Anoverra: Procedure-free, long-acting, reversible contraceptive
Anoverra offers a long-acting reversible contraceptive (LARC) option, without an uncomfortable office procedure (like IUD or implant insertion). This small, flexible ring combines etonogestrel and ethinyl estradiol to provide effective contraception, and was FDA approved in August of 2018. The ring is inserted into the vaginal canal, providing three weeks of continuous protection. After three weeks, the ring is removed for seven days to allow for a withdrawal bleed. The same ring is then replaced and this process can be repeated for a whole year! The convenience of Anoverra, coupled with its reversible nature, makes it an attractive choice for those seeking a low-maintenance contraceptive method with the option for quick, procedure-free discontinuation when planning for pregnancy.
Twirla: A weekly patch for your convenience

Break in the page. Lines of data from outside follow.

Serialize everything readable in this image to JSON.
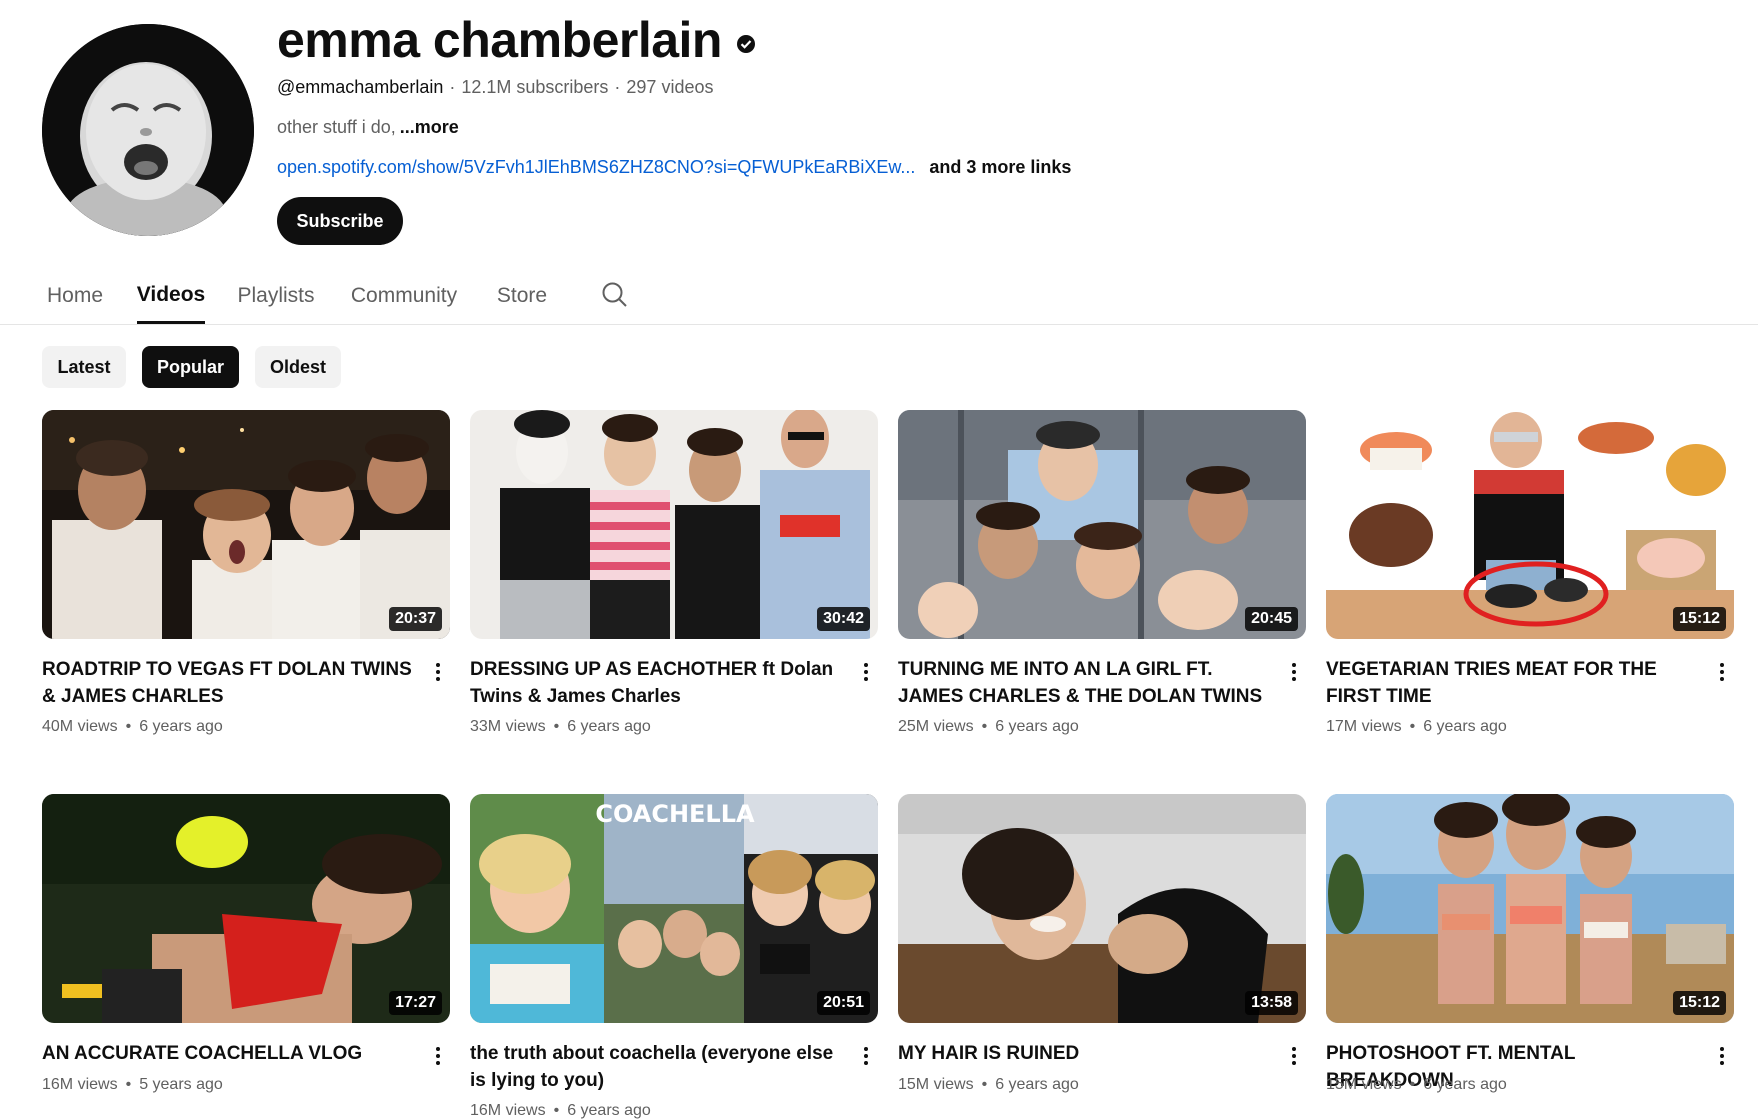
{
  "channel": {
    "name": "emma chamberlain",
    "handle": "@emmachamberlain",
    "subscribers": "12.1M subscribers",
    "video_count": "297 videos",
    "description": "other stuff i do,",
    "more_label": "...more",
    "link": "open.spotify.com/show/5VzFvh1JlEhBMS6ZHZ8CNO?si=QFWUPkEaRBiXEw...",
    "more_links": "and 3 more links",
    "subscribe_label": "Subscribe"
  },
  "tabs": [
    {
      "label": "Home"
    },
    {
      "label": "Videos"
    },
    {
      "label": "Playlists"
    },
    {
      "label": "Community"
    },
    {
      "label": "Store"
    }
  ],
  "active_tab": "Videos",
  "filters": [
    {
      "label": "Latest"
    },
    {
      "label": "Popular"
    },
    {
      "label": "Oldest"
    }
  ],
  "selected_filter": "Popular",
  "videos": [
    {
      "title": "ROADTRIP TO VEGAS FT DOLAN TWINS & JAMES CHARLES",
      "duration": "20:37",
      "views": "40M views",
      "age": "6 years ago"
    },
    {
      "title": "DRESSING UP AS EACHOTHER ft Dolan Twins & James Charles",
      "duration": "30:42",
      "views": "33M views",
      "age": "6 years ago"
    },
    {
      "title": "TURNING ME INTO AN LA GIRL FT. JAMES CHARLES & THE DOLAN TWINS",
      "duration": "20:45",
      "views": "25M views",
      "age": "6 years ago"
    },
    {
      "title": "VEGETARIAN TRIES MEAT FOR THE FIRST TIME",
      "duration": "15:12",
      "views": "17M views",
      "age": "6 years ago"
    },
    {
      "title": "AN ACCURATE COACHELLA VLOG",
      "duration": "17:27",
      "views": "16M views",
      "age": "5 years ago"
    },
    {
      "title": "the truth about coachella (everyone else is lying to you)",
      "duration": "20:51",
      "views": "16M views",
      "age": "6 years ago",
      "thumb_text": "COACHELLA"
    },
    {
      "title": "MY HAIR IS RUINED",
      "duration": "13:58",
      "views": "15M views",
      "age": "6 years ago"
    },
    {
      "title": "PHOTOSHOOT FT. MENTAL BREAKDOWN",
      "duration": "15:12",
      "views": "15M views",
      "age": "6 years ago"
    }
  ],
  "icons": {
    "verified": "verified-check-icon",
    "search": "search-icon",
    "more": "more-vert-icon"
  },
  "colors": {
    "link": "#065fd4",
    "text": "#0f0f0f",
    "secondary_text": "#606060",
    "chip_bg": "#f2f2f2"
  }
}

Birth control patches, although not nearly as popular as their pill counterparts, also deliver combination estrogen/progestin contraception—just through the skin. Twirla was FDA approved in February of 2020, and delivers a combination of levonorgestrel and ethinyl estradiol. This weekly patch can be applied to the abdomen, buttock, or upper torso, and offers a convenient alternative for individuals who may forget to take a daily pill. With its once-weekly application, Twirla provides a reliable and discreet birth control option. Twirla differentiates itself from the earlier patch, Xulane (which contains ethinyl estradiol and norelgestromin) with lower peak and steady-state estrogen and progestin levels. Similar to Xulane, efficacy is reduced in users with overweight and obese BMI.
The landscape of new contraceptives has expanded within the past five years to accommodate diverse preferences and needs. Whether you prioritize non-hormonal methods, monthly convenience, long-acting solutions, or the ease of a patch, these new contraceptives—Slynd, Phexxi, Nextellis, Anoverra, and Twirla—offer a range of choices. As always, consulting with your women’s healthcare provider is crucial to finding the most suitable birth control method based on individual health considerations and lifestyle.